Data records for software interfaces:
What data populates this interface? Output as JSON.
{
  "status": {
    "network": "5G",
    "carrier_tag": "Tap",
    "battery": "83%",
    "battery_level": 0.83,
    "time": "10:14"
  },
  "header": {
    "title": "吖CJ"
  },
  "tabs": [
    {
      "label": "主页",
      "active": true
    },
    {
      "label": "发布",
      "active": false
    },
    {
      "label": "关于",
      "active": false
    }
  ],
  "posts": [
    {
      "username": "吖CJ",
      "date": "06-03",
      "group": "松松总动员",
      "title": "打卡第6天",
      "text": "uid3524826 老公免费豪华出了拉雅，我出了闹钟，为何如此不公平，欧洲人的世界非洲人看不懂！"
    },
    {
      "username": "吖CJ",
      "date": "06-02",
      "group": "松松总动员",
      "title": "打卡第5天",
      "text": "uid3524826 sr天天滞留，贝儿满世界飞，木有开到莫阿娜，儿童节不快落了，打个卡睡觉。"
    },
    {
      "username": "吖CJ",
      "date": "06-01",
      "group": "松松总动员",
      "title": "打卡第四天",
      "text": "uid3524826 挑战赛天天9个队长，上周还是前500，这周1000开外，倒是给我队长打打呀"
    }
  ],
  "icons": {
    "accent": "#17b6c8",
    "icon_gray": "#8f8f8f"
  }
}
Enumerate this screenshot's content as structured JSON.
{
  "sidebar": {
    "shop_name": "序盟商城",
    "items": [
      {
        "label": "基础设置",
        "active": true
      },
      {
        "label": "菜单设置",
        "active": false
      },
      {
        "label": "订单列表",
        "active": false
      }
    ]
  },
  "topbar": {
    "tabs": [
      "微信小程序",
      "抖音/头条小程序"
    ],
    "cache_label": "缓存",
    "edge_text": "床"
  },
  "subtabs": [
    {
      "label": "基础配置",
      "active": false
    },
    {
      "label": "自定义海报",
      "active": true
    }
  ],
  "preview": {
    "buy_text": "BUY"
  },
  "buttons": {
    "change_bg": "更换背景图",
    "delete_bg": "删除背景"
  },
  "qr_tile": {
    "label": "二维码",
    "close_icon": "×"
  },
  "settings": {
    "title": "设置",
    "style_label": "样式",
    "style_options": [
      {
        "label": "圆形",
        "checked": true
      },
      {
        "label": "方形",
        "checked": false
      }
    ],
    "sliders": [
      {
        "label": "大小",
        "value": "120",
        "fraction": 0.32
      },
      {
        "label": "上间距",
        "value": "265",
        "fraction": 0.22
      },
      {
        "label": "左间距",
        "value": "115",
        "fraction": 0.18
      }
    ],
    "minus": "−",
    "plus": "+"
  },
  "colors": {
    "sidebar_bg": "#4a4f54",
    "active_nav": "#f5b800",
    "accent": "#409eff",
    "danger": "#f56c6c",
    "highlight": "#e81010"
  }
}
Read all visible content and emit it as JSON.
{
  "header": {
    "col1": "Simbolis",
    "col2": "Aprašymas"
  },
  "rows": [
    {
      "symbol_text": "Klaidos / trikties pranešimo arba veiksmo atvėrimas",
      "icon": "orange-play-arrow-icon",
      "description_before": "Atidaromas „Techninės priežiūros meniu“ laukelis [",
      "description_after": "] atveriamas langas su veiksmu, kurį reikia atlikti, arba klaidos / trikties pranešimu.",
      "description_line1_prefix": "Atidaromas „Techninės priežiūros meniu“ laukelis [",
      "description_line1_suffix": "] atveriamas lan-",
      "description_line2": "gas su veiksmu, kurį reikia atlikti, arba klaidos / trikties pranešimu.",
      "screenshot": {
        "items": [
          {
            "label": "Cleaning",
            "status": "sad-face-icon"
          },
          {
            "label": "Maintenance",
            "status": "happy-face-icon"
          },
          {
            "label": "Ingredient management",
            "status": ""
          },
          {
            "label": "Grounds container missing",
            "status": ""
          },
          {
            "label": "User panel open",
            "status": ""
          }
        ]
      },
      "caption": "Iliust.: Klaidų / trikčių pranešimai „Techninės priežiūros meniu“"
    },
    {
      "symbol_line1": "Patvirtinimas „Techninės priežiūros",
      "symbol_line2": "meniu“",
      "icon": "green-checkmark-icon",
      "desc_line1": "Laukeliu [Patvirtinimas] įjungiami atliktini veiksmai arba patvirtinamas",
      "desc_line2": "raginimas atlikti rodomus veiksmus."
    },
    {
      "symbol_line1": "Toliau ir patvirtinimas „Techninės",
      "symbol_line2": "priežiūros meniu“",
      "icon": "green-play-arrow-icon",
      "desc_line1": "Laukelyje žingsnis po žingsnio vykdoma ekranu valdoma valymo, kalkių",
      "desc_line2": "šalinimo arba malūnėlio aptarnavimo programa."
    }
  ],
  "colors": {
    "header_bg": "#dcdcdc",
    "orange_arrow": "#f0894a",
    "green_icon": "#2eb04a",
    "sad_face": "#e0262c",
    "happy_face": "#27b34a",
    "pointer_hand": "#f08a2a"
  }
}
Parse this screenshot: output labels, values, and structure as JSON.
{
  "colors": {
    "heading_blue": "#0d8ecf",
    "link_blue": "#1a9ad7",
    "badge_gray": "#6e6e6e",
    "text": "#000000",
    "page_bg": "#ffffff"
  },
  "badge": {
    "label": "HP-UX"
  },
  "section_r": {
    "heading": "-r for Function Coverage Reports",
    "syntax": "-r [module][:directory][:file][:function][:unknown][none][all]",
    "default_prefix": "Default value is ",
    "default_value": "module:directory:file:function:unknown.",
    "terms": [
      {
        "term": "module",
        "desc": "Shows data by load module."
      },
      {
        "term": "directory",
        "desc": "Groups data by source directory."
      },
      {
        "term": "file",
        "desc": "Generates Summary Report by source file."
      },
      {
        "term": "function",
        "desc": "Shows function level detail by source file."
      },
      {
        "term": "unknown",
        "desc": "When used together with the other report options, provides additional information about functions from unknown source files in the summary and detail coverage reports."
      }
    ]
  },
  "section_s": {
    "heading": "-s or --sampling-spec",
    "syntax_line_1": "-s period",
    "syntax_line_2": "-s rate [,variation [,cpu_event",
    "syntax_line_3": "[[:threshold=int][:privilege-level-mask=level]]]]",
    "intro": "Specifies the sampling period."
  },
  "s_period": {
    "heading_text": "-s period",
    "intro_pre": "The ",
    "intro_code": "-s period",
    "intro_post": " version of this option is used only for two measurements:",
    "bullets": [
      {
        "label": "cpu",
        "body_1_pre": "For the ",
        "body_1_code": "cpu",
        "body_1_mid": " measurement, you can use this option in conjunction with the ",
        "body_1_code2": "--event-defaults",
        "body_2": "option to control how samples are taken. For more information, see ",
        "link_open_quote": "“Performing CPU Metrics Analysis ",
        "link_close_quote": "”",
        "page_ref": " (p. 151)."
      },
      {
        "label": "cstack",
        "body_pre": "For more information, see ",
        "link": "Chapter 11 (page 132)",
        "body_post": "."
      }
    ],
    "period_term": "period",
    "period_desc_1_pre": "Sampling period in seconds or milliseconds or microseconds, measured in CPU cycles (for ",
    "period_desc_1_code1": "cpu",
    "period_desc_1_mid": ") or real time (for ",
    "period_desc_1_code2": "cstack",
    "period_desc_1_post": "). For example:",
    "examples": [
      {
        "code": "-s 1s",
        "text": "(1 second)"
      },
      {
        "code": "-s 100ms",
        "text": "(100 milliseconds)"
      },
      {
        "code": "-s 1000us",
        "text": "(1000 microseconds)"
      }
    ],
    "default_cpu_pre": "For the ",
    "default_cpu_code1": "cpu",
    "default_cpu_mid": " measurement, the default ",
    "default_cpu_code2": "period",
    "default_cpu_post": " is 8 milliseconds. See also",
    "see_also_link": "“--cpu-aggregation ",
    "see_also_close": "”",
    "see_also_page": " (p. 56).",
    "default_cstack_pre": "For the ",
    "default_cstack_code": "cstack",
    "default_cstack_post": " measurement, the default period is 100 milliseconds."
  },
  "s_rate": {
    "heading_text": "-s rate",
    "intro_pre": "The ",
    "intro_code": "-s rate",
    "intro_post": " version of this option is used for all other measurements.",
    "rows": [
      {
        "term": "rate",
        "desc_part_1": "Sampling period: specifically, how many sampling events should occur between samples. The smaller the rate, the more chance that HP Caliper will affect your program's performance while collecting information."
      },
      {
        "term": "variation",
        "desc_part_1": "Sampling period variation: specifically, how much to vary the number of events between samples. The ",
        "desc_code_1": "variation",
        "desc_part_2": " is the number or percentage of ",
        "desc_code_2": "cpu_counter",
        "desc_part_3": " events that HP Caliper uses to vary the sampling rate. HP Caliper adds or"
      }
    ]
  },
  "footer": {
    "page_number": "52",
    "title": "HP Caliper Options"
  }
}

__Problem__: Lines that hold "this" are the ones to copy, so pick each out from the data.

__Reply__:
What data populates this interface? Output as JSON.
Enumerate this screenshot's content as structured JSON.
Parse this screenshot: output labels, values, and structure as JSON.
    "intro_post": " version of this option is used only for two measurements:",
        "body_1_mid": " measurement, you can use this option in conjunction with the ",
    "intro_post": " version of this option is used for all other measurements.",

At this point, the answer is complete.